Dr Doshi claims those we know of are evaluating mild coronavirus cases.
Honing in on the pharmaceutical giant Moderna, Dr Doshi noted how the firm’s executives have listed the rate of hospitalisation as a “key secondary endpoint” of its coronavirus vaccine trial.
Dr Tal Zaks, Moderna’s chief medical officer, later told The BMJ the trial “lacks adequate statistical power to assess that endpoint”.
A lack of statistical power typically means the number of participants is too small or the trial’s duration too short to accurately gauge whether a jab influences a particular outcome.

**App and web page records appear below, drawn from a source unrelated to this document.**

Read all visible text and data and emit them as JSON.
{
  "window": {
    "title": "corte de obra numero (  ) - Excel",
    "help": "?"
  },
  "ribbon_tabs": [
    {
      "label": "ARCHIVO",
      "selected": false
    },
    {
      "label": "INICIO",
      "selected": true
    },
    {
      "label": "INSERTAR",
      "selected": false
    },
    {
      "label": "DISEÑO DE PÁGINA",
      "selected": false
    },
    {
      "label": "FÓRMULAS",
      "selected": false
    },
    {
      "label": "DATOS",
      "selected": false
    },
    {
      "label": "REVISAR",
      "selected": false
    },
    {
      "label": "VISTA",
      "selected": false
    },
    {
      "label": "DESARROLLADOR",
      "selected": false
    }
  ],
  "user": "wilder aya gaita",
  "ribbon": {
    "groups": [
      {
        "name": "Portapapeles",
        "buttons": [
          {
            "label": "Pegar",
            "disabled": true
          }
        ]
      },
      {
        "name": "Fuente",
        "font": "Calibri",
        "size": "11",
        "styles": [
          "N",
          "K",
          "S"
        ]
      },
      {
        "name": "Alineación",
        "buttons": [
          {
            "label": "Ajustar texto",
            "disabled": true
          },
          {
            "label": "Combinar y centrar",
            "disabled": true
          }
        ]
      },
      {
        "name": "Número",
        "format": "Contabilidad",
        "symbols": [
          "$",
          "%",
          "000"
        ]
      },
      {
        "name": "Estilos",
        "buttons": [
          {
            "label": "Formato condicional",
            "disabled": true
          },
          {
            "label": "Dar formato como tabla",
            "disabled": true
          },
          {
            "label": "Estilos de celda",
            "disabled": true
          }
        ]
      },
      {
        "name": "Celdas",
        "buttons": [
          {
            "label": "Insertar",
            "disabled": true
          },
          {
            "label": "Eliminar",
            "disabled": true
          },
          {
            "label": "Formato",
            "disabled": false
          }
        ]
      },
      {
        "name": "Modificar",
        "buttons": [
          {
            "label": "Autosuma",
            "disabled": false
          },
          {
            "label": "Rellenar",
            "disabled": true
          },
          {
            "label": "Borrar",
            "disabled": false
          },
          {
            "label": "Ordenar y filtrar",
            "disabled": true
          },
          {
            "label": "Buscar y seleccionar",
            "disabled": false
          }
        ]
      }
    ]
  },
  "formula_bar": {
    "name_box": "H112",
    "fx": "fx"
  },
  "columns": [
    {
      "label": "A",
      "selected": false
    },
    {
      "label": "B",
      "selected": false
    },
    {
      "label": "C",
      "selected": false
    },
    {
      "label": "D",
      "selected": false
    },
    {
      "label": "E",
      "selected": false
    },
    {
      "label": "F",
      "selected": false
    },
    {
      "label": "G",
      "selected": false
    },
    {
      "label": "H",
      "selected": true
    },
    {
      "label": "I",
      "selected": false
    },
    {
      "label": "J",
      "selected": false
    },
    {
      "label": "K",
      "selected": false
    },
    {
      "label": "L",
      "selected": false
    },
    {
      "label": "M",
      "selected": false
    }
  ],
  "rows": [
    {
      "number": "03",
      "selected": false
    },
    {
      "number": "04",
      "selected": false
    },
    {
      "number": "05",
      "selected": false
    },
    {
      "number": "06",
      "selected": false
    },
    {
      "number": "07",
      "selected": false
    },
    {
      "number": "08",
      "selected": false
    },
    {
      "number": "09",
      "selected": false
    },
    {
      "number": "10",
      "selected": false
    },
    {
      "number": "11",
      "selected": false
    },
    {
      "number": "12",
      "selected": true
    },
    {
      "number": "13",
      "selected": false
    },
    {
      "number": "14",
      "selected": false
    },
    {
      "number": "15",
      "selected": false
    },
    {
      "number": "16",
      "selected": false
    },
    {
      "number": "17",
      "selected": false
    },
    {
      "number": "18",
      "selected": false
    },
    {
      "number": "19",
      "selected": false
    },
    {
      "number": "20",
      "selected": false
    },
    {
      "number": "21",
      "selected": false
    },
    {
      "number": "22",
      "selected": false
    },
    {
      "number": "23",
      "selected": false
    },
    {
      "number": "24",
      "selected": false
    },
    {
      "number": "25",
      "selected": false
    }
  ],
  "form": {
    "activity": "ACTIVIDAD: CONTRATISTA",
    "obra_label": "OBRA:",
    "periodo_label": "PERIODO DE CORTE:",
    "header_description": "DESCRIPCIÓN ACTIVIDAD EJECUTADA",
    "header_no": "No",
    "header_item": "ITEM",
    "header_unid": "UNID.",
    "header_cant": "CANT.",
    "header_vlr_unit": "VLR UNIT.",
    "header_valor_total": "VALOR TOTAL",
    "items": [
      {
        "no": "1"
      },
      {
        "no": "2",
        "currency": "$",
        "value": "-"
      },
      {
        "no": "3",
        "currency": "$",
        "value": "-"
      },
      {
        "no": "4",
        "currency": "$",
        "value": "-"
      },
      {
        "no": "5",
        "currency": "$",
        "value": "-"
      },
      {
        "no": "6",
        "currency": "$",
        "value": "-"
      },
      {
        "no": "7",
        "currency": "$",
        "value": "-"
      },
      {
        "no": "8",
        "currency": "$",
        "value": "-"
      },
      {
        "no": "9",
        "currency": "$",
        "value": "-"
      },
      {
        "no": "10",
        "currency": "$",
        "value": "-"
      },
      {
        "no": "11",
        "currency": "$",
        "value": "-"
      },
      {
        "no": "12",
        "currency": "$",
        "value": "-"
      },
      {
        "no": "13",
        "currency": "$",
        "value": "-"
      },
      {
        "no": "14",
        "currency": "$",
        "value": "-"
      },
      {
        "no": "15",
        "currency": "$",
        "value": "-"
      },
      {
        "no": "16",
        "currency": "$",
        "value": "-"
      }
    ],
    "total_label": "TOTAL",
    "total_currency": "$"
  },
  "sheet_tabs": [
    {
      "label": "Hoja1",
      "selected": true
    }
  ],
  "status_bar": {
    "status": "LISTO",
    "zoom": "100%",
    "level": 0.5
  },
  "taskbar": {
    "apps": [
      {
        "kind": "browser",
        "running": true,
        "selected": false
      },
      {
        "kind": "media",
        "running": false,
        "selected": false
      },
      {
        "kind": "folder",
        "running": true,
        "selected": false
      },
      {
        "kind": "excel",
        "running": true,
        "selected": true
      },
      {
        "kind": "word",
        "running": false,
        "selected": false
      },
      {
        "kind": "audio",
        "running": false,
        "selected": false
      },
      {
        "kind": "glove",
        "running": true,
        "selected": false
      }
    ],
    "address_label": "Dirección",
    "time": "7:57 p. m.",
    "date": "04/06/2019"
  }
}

Early research suggests four out of five coronavirus cases